- [Exercise requirements]:
Below are some entries. Copy each line in them that holds "icon".
_ _ _ _ _
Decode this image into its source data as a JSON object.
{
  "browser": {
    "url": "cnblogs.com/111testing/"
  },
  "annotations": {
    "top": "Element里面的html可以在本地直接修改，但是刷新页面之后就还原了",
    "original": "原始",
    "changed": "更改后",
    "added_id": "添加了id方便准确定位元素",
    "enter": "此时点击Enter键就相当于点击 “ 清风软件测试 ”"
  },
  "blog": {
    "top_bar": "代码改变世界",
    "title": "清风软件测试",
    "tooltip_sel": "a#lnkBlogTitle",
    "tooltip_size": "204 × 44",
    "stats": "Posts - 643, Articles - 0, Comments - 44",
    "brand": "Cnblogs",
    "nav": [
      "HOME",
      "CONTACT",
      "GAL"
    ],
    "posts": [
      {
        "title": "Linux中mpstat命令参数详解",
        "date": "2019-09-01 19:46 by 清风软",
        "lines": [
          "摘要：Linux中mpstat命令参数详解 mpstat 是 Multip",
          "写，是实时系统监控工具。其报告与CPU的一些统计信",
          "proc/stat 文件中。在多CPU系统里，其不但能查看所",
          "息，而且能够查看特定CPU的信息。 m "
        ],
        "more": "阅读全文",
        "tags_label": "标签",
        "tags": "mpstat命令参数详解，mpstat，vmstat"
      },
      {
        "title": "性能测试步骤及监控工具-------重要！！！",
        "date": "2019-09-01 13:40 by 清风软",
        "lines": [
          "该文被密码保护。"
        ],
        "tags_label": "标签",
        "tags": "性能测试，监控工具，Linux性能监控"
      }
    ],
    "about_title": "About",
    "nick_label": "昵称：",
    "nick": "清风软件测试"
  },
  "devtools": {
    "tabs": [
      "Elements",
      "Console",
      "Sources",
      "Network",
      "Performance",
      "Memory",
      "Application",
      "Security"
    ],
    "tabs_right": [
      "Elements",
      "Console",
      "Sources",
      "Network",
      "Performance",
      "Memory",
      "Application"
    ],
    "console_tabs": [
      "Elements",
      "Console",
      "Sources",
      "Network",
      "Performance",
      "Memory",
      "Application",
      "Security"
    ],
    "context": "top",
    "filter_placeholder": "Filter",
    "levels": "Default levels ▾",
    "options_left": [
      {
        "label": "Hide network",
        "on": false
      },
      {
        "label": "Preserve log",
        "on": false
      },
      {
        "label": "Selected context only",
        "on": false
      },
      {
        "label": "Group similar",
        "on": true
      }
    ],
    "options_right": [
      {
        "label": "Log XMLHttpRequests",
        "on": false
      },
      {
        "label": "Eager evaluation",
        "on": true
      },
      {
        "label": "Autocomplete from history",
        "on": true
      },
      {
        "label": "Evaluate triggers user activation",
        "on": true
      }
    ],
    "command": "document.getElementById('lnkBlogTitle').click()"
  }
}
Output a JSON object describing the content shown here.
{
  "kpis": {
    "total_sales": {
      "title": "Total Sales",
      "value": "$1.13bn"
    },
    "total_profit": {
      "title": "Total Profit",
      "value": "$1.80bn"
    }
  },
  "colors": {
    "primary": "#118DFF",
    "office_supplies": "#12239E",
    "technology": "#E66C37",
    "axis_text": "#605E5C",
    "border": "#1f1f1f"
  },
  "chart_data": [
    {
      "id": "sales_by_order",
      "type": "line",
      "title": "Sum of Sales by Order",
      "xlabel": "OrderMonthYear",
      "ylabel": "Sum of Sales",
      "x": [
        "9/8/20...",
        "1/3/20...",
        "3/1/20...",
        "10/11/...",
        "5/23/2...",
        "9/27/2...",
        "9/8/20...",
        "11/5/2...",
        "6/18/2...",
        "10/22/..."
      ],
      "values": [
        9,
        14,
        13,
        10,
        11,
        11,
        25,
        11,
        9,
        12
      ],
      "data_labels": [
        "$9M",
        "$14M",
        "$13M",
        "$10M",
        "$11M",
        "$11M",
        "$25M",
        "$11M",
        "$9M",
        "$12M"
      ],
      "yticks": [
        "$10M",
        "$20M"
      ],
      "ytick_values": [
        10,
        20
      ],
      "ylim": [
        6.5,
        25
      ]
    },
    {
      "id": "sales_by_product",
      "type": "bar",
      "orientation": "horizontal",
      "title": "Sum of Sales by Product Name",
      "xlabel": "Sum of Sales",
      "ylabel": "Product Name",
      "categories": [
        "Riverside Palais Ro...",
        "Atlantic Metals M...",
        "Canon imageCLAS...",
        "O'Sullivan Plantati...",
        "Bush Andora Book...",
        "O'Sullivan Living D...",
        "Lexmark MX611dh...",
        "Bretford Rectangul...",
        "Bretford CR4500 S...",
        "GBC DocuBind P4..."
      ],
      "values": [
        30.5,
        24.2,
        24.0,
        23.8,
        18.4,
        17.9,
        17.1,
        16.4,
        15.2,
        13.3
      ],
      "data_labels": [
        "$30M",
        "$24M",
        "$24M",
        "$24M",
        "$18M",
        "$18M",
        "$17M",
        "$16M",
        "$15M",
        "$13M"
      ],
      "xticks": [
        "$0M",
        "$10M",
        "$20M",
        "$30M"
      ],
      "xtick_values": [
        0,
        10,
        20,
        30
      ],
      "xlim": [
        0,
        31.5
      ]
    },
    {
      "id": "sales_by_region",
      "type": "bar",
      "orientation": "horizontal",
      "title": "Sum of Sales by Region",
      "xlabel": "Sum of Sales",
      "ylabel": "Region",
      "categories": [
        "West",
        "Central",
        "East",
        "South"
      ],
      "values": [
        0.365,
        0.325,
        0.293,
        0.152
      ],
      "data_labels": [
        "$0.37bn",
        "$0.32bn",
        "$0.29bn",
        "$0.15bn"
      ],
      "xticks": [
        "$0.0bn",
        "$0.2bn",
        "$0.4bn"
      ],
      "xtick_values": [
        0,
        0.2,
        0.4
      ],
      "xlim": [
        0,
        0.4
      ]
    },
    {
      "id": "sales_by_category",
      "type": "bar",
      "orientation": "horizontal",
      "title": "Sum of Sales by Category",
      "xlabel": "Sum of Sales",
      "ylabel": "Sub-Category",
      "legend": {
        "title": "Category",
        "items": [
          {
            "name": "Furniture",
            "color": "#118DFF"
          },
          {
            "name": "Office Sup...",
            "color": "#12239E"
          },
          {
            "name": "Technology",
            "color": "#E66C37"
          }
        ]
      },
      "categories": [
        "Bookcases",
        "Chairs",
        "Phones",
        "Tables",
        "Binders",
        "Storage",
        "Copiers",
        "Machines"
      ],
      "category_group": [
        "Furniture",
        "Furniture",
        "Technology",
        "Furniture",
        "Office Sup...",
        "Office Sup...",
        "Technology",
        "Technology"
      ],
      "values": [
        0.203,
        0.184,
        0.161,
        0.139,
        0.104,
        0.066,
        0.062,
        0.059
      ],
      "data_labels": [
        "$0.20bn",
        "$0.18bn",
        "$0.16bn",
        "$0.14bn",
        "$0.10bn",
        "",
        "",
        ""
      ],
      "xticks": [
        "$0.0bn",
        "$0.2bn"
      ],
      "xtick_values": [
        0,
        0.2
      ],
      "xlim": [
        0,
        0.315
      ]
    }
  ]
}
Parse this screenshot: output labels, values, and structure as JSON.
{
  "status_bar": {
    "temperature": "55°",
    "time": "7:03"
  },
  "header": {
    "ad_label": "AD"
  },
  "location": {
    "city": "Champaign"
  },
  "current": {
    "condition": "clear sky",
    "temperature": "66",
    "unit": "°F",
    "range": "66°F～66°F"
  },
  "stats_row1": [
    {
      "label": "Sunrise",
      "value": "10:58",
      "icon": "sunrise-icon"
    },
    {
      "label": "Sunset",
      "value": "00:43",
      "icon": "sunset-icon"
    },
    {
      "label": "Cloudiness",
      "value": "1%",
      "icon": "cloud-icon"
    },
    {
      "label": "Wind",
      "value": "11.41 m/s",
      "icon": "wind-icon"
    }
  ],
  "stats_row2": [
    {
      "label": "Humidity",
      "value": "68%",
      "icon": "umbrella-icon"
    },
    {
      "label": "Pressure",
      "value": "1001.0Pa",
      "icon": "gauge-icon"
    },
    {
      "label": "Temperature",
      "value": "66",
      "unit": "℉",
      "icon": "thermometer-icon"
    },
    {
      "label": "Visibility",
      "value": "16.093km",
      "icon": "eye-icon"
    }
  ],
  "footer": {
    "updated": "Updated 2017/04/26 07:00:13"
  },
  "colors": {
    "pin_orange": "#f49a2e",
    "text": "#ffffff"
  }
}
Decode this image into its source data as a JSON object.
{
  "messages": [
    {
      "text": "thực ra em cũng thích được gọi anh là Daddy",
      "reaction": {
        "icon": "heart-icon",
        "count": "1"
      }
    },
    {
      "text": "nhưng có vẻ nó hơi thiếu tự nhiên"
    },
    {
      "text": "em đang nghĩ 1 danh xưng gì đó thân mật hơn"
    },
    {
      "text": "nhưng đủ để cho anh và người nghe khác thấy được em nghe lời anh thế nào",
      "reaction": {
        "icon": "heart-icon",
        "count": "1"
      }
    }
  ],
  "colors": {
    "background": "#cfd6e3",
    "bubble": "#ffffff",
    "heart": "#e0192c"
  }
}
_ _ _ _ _
- [Solution for this problem]:
      "icon": "sunrise-icon"
      "icon": "sunset-icon"
      "icon": "cloud-icon"
      "icon": "wind-icon"
      "icon": "umbrella-icon"
      "icon": "gauge-icon"
      "icon": "thermometer-icon"
      "icon": "eye-icon"
        "icon": "heart-icon",
        "icon": "heart-icon",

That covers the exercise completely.